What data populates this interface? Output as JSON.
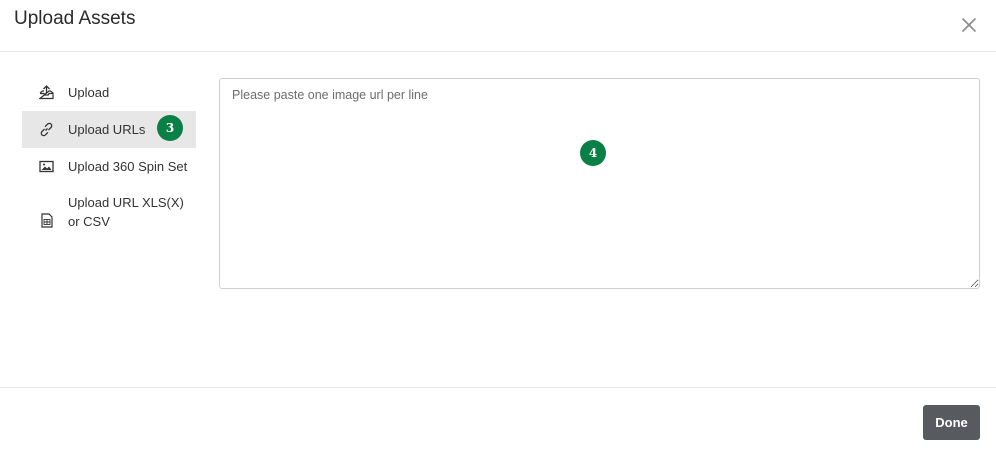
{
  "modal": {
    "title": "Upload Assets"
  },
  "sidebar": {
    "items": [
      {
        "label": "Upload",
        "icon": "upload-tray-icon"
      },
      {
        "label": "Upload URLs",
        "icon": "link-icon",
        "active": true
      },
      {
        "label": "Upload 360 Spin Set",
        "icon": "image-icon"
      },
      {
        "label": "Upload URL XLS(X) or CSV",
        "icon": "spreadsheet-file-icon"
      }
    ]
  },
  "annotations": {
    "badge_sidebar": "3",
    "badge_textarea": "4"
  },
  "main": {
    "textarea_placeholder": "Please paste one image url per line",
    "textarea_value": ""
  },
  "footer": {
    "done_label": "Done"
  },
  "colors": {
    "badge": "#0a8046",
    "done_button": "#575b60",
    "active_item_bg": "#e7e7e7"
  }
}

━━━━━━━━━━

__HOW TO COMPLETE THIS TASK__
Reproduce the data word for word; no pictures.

__SOLUTION TO THE EXERCISE__
What data populates this interface? Output as JSON.
{
  "modal": {
    "title": "Upload Assets"
  },
  "sidebar": {
    "items": [
      {
        "label": "Upload",
        "icon": "upload-tray-icon"
      },
      {
        "label": "Upload URLs",
        "icon": "link-icon",
        "active": true
      },
      {
        "label": "Upload 360 Spin Set",
        "icon": "image-icon"
      },
      {
        "label": "Upload URL XLS(X) or CSV",
        "icon": "spreadsheet-file-icon"
      }
    ]
  },
  "annotations": {
    "badge_sidebar": "3",
    "badge_textarea": "4"
  },
  "main": {
    "textarea_placeholder": "Please paste one image url per line",
    "textarea_value": ""
  },
  "footer": {
    "done_label": "Done"
  },
  "colors": {
    "badge": "#0a8046",
    "done_button": "#575b60",
    "active_item_bg": "#e7e7e7"
  }
}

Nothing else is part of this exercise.